#### Material for this exercise ####
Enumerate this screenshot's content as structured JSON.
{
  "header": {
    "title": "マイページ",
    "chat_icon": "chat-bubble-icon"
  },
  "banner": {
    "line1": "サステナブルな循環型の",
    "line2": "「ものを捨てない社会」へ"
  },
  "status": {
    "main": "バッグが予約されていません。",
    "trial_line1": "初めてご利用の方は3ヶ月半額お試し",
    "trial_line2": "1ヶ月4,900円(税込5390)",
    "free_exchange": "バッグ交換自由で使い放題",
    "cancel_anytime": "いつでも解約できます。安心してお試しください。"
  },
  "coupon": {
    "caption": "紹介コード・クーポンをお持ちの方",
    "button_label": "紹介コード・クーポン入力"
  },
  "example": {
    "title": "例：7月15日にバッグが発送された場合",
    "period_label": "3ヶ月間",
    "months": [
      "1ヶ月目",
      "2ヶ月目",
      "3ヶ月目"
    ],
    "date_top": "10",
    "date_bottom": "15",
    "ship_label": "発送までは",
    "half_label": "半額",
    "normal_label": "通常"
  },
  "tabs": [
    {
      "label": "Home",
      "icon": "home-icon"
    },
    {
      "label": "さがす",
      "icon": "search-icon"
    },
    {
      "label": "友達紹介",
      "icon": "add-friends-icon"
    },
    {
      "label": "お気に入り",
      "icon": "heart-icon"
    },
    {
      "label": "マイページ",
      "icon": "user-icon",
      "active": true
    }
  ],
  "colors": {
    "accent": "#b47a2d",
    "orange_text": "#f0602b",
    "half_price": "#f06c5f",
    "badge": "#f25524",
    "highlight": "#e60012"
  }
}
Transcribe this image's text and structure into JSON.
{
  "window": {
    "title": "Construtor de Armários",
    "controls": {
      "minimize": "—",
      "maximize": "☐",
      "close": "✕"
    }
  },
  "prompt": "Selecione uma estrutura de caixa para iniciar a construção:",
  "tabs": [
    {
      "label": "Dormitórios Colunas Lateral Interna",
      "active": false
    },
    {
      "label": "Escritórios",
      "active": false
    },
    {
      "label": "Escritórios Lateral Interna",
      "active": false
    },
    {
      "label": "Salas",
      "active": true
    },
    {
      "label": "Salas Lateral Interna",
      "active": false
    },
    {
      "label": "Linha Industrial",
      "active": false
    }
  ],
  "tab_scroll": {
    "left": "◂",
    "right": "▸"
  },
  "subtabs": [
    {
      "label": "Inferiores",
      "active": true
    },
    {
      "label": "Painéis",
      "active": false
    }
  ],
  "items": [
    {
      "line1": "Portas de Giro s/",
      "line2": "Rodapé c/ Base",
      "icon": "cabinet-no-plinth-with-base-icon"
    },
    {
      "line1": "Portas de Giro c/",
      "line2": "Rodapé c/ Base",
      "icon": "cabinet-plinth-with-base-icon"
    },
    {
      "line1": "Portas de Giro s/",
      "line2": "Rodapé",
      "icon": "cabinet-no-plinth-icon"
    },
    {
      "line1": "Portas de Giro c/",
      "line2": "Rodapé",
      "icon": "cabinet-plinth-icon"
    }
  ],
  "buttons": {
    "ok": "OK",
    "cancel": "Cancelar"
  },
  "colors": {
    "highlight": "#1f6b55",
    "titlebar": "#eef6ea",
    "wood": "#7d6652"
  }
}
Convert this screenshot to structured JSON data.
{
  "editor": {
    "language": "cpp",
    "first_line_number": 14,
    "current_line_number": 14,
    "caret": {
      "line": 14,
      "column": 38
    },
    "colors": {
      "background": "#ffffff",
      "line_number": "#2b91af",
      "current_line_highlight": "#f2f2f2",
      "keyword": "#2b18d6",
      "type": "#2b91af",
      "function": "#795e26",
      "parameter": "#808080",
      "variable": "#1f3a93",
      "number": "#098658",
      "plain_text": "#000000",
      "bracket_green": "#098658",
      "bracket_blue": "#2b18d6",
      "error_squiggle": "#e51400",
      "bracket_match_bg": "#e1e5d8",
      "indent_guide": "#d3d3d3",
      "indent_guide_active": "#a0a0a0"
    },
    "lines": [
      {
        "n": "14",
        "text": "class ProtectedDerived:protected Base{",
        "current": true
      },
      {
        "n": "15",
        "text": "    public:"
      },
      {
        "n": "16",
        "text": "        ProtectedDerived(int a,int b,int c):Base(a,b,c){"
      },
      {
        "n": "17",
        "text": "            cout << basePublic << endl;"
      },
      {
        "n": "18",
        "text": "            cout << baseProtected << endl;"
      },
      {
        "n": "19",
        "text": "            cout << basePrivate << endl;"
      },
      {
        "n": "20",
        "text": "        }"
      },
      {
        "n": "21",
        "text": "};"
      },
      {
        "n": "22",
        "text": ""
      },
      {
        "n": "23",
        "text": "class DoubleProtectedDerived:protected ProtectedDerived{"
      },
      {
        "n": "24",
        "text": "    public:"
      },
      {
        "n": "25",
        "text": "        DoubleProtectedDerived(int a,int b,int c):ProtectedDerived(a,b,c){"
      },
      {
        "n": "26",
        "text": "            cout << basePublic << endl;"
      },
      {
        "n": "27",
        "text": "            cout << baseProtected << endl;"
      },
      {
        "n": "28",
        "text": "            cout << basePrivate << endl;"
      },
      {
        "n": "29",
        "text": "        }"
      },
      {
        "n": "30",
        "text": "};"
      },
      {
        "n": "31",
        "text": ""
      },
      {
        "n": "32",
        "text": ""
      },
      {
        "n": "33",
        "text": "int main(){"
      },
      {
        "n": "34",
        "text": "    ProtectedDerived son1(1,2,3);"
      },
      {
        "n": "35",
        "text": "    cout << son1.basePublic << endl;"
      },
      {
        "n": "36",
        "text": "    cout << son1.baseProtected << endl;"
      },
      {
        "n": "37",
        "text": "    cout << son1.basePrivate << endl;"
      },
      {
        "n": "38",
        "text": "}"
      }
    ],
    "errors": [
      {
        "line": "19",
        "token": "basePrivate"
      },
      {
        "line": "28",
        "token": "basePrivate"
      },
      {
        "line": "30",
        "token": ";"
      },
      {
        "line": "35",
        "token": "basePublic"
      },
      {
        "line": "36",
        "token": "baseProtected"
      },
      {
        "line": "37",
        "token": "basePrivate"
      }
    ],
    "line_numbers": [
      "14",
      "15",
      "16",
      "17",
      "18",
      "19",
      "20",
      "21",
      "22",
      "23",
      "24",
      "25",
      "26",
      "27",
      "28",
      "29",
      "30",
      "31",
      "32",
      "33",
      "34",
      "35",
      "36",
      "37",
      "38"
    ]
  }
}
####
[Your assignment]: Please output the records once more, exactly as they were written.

[Task answer]:
Enumerate this screenshot's content as structured JSON.
{
  "header": {
    "title": "マイページ",
    "chat_icon": "chat-bubble-icon"
  },
  "banner": {
    "line1": "サステナブルな循環型の",
    "line2": "「ものを捨てない社会」へ"
  },
  "status": {
    "main": "バッグが予約されていません。",
    "trial_line1": "初めてご利用の方は3ヶ月半額お試し",
    "trial_line2": "1ヶ月4,900円(税込5390)",
    "free_exchange": "バッグ交換自由で使い放題",
    "cancel_anytime": "いつでも解約できます。安心してお試しください。"
  },
  "coupon": {
    "caption": "紹介コード・クーポンをお持ちの方",
    "button_label": "紹介コード・クーポン入力"
  },
  "example": {
    "title": "例：7月15日にバッグが発送された場合",
    "period_label": "3ヶ月間",
    "months": [
      "1ヶ月目",
      "2ヶ月目",
      "3ヶ月目"
    ],
    "date_top": "10",
    "date_bottom": "15",
    "ship_label": "発送までは",
    "half_label": "半額",
    "normal_label": "通常"
  },
  "tabs": [
    {
      "label": "Home",
      "icon": "home-icon"
    },
    {
      "label": "さがす",
      "icon": "search-icon"
    },
    {
      "label": "友達紹介",
      "icon": "add-friends-icon"
    },
    {
      "label": "お気に入り",
      "icon": "heart-icon"
    },
    {
      "label": "マイページ",
      "icon": "user-icon",
      "active": true
    }
  ],
  "colors": {
    "accent": "#b47a2d",
    "orange_text": "#f0602b",
    "half_price": "#f06c5f",
    "badge": "#f25524",
    "highlight": "#e60012"
  }
}
Transcribe this image's text and structure into JSON.
{
  "window": {
    "title": "Construtor de Armários",
    "controls": {
      "minimize": "—",
      "maximize": "☐",
      "close": "✕"
    }
  },
  "prompt": "Selecione uma estrutura de caixa para iniciar a construção:",
  "tabs": [
    {
      "label": "Dormitórios Colunas Lateral Interna",
      "active": false
    },
    {
      "label": "Escritórios",
      "active": false
    },
    {
      "label": "Escritórios Lateral Interna",
      "active": false
    },
    {
      "label": "Salas",
      "active": true
    },
    {
      "label": "Salas Lateral Interna",
      "active": false
    },
    {
      "label": "Linha Industrial",
      "active": false
    }
  ],
  "tab_scroll": {
    "left": "◂",
    "right": "▸"
  },
  "subtabs": [
    {
      "label": "Inferiores",
      "active": true
    },
    {
      "label": "Painéis",
      "active": false
    }
  ],
  "items": [
    {
      "line1": "Portas de Giro s/",
      "line2": "Rodapé c/ Base",
      "icon": "cabinet-no-plinth-with-base-icon"
    },
    {
      "line1": "Portas de Giro c/",
      "line2": "Rodapé c/ Base",
      "icon": "cabinet-plinth-with-base-icon"
    },
    {
      "line1": "Portas de Giro s/",
      "line2": "Rodapé",
      "icon": "cabinet-no-plinth-icon"
    },
    {
      "line1": "Portas de Giro c/",
      "line2": "Rodapé",
      "icon": "cabinet-plinth-icon"
    }
  ],
  "buttons": {
    "ok": "OK",
    "cancel": "Cancelar"
  },
  "colors": {
    "highlight": "#1f6b55",
    "titlebar": "#eef6ea",
    "wood": "#7d6652"
  }
}
Convert this screenshot to structured JSON data.
{
  "editor": {
    "language": "cpp",
    "first_line_number": 14,
    "current_line_number": 14,
    "caret": {
      "line": 14,
      "column": 38
    },
    "colors": {
      "background": "#ffffff",
      "line_number": "#2b91af",
      "current_line_highlight": "#f2f2f2",
      "keyword": "#2b18d6",
      "type": "#2b91af",
      "function": "#795e26",
      "parameter": "#808080",
      "variable": "#1f3a93",
      "number": "#098658",
      "plain_text": "#000000",
      "bracket_green": "#098658",
      "bracket_blue": "#2b18d6",
      "error_squiggle": "#e51400",
      "bracket_match_bg": "#e1e5d8",
      "indent_guide": "#d3d3d3",
      "indent_guide_active": "#a0a0a0"
    },
    "lines": [
      {
        "n": "14",
        "text": "class ProtectedDerived:protected Base{",
        "current": true
      },
      {
        "n": "15",
        "text": "    public:"
      },
      {
        "n": "16",
        "text": "        ProtectedDerived(int a,int b,int c):Base(a,b,c){"
      },
      {
        "n": "17",
        "text": "            cout << basePublic << endl;"
      },
      {
        "n": "18",
        "text": "            cout << baseProtected << endl;"
      },
      {
        "n": "19",
        "text": "            cout << basePrivate << endl;"
      },
      {
        "n": "20",
        "text": "        }"
      },
      {
        "n": "21",
        "text": "};"
      },
      {
        "n": "22",
        "text": ""
      },
      {
        "n": "23",
        "text": "class DoubleProtectedDerived:protected ProtectedDerived{"
      },
      {
        "n": "24",
        "text": "    public:"
      },
      {
        "n": "25",
        "text": "        DoubleProtectedDerived(int a,int b,int c):ProtectedDerived(a,b,c){"
      },
      {
        "n": "26",
        "text": "            cout << basePublic << endl;"
      },
      {
        "n": "27",
        "text": "            cout << baseProtected << endl;"
      },
      {
        "n": "28",
        "text": "            cout << basePrivate << endl;"
      },
      {
        "n": "29",
        "text": "        }"
      },
      {
        "n": "30",
        "text": "};"
      },
      {
        "n": "31",
        "text": ""
      },
      {
        "n": "32",
        "text": ""
      },
      {
        "n": "33",
        "text": "int main(){"
      },
      {
        "n": "34",
        "text": "    ProtectedDerived son1(1,2,3);"
      },
      {
        "n": "35",
        "text": "    cout << son1.basePublic << endl;"
      },
      {
        "n": "36",
        "text": "    cout << son1.baseProtected << endl;"
      },
      {
        "n": "37",
        "text": "    cout << son1.basePrivate << endl;"
      },
      {
        "n": "38",
        "text": "}"
      }
    ],
    "errors": [
      {
        "line": "19",
        "token": "basePrivate"
      },
      {
        "line": "28",
        "token": "basePrivate"
      },
      {
        "line": "30",
        "token": ";"
      },
      {
        "line": "35",
        "token": "basePublic"
      },
      {
        "line": "36",
        "token": "baseProtected"
      },
      {
        "line": "37",
        "token": "basePrivate"
      }
    ],
    "line_numbers": [
      "14",
      "15",
      "16",
      "17",
      "18",
      "19",
      "20",
      "21",
      "22",
      "23",
      "24",
      "25",
      "26",
      "27",
      "28",
      "29",
      "30",
      "31",
      "32",
      "33",
      "34",
      "35",
      "36",
      "37",
      "38"
    ]
  }
}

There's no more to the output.